Order, Supreme Court, New York County (Debra A. James, J.), entered March 3, 2005, which granted defendant Maurice Villency's motion for summary judgment, unanimously affirmed, without costs.
The moving defendant established its prima facie entitlement to summary judgment, shifting the burden to plaintiffs to demonstrate a triable issue of fact (see Alvarez v. Prospect Hosp., 68 N.Y.2d 320, 326-327, 508 N.Y.S.2d 923, 501 N.E.2d 572  ). To withstand the motion, plaintiffs were required to come forward with evidentiary proof in admissible form. Instead, they opposed the motion with the unsworn report of an interior designer. Since the contents of the report were not in admissible form, they were of no evidentiary value. Even if the report had been in affidavit form, its probative value was questionable as its contents were conclusory and speculative (see Timmins v. Tishman Constr. Corp., 9 A.D.3d 62, 70, 777 N.Y.S.2d 458 , lv. dismissed 4 N.Y.3d 739, 790 N.Y.S.2d 651, 824 N.E.2d 52  ).
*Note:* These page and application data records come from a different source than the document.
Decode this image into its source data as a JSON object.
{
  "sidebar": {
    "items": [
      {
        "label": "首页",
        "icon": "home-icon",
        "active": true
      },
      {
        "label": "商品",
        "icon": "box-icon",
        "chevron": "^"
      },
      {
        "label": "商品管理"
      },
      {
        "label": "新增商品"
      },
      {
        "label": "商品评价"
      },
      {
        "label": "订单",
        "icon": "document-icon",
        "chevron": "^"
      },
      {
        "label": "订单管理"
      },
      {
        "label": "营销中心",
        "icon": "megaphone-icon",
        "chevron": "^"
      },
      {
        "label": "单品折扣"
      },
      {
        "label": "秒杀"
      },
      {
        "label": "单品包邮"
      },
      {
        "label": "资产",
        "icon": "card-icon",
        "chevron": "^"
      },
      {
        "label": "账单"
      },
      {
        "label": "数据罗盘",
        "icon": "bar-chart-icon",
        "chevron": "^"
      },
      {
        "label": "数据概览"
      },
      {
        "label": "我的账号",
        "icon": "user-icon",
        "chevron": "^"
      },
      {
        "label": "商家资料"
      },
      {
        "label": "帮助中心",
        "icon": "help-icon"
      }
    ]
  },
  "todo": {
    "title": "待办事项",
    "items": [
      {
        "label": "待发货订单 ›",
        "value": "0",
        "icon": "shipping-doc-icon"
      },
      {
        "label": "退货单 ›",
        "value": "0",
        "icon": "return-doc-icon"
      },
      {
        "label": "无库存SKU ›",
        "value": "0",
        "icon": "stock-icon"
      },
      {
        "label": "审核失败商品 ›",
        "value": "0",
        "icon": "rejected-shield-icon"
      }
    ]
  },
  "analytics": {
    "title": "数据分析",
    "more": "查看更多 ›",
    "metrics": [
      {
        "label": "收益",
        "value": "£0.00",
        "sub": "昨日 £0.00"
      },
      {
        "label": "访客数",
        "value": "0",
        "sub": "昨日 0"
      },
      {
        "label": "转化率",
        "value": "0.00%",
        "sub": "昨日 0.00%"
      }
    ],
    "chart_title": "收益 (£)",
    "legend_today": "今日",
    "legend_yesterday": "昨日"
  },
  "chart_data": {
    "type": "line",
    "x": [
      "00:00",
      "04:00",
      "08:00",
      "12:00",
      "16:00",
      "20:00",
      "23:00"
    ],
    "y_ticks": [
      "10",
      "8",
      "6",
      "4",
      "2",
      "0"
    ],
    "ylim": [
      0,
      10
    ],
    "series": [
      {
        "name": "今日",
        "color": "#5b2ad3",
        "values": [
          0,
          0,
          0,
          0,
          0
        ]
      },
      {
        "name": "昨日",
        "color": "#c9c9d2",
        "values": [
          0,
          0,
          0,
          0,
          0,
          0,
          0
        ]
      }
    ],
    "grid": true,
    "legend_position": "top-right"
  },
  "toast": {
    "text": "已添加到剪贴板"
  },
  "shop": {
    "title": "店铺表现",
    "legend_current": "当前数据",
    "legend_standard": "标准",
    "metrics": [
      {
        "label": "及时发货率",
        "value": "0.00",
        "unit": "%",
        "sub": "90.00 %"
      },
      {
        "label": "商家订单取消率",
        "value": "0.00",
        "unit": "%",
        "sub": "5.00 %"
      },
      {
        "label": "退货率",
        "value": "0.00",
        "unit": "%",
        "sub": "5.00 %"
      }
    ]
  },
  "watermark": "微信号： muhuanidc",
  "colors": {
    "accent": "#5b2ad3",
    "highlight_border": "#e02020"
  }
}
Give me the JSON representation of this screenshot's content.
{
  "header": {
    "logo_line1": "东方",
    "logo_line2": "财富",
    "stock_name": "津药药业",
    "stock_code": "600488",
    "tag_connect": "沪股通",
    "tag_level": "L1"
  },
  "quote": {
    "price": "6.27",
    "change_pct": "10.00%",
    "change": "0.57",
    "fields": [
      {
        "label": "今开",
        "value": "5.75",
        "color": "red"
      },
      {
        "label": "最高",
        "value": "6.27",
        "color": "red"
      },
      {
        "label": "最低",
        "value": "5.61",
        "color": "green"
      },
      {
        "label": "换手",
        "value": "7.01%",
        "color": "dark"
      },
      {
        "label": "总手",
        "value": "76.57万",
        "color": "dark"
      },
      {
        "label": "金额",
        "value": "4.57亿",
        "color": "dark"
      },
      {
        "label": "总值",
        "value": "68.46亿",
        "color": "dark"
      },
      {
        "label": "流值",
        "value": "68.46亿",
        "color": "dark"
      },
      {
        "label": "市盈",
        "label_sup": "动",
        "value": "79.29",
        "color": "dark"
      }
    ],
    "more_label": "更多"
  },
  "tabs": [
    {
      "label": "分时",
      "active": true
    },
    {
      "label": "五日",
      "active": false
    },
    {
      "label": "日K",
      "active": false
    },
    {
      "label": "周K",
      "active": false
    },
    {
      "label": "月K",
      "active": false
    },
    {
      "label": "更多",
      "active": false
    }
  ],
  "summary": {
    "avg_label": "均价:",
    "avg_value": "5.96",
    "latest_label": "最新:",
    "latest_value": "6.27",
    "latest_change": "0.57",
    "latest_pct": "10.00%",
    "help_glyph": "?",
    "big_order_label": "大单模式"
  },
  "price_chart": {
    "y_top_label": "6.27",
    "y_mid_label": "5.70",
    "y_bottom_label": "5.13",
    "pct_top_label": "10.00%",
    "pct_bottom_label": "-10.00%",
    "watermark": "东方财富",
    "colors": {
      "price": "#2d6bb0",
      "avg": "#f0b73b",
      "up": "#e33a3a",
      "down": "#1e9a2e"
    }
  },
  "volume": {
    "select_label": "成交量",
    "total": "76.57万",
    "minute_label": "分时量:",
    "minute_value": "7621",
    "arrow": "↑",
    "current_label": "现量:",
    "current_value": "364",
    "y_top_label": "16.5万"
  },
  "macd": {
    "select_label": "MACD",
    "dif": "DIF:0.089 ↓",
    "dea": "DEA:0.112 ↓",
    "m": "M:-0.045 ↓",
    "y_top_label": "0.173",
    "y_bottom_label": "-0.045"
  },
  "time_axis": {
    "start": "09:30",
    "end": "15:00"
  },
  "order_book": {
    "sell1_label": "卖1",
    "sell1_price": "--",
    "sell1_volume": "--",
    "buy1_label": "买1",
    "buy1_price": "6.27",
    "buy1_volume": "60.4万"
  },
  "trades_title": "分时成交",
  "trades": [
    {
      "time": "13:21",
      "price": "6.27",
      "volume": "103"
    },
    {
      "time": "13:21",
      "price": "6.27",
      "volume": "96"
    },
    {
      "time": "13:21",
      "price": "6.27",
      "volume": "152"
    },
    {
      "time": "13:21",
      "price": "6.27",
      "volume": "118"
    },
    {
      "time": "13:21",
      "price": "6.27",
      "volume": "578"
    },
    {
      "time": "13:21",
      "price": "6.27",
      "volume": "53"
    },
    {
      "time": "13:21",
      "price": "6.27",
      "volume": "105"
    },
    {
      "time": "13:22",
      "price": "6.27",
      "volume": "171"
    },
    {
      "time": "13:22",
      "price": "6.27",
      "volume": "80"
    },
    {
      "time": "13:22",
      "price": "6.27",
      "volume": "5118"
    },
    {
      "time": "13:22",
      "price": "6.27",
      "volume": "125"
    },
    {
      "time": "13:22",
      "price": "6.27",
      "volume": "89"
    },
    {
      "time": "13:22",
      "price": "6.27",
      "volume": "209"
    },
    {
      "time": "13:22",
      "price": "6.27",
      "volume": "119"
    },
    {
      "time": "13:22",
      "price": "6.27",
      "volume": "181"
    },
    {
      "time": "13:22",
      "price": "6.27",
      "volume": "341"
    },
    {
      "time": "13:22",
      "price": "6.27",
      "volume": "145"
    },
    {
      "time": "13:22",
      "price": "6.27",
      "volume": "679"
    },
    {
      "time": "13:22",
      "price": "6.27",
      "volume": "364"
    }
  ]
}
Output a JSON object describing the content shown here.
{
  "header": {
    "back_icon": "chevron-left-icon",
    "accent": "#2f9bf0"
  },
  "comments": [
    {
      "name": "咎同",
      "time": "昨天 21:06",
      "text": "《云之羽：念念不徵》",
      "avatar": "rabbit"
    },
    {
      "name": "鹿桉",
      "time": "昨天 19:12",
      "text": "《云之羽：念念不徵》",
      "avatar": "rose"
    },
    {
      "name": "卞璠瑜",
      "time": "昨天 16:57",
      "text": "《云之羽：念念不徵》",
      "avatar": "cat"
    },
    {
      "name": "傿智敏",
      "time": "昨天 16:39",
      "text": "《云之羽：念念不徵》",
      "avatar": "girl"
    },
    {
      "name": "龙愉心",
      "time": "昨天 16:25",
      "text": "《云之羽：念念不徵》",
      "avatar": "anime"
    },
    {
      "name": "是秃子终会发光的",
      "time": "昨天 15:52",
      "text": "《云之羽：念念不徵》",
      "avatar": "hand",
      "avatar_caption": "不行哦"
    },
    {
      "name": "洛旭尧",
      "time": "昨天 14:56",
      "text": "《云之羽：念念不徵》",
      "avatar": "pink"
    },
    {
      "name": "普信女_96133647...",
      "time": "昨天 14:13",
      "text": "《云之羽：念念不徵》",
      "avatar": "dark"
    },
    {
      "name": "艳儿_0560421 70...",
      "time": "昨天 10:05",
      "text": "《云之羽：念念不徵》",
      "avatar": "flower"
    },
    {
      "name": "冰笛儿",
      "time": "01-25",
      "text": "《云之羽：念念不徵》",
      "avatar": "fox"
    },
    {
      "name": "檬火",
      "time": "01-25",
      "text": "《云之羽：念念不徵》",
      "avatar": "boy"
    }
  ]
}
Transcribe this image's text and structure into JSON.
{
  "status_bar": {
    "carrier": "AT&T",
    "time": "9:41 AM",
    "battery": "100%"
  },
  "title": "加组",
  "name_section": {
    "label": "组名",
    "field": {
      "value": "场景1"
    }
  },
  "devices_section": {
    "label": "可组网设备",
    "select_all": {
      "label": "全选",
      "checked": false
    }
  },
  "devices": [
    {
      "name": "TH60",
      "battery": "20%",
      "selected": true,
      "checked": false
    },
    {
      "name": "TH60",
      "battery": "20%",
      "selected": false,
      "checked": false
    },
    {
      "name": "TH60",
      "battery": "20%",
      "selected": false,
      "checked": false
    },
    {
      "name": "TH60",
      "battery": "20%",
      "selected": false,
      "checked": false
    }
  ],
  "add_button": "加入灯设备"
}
Furthermore, even assuming Maurice Villency's service technician had noted the chair at issue was inadequately glued, there was no testimony as to the condition of the chairs at the time of sale. Notably, the service technician testified that the chairs deteriorated from usage, and it was common for glue to dry up with time. Thus, plaintiffs have not shown that a manufacturing or design defect was a substantial factor in this accident (see Shelden v. Hample Equip. Co., 59 N.Y.2d 618, 463 N.Y.S.2d 194, 449 N.E.2d 1272 , affg. 89 A.D.2d 766, 453 N.Y.S.2d 934  ).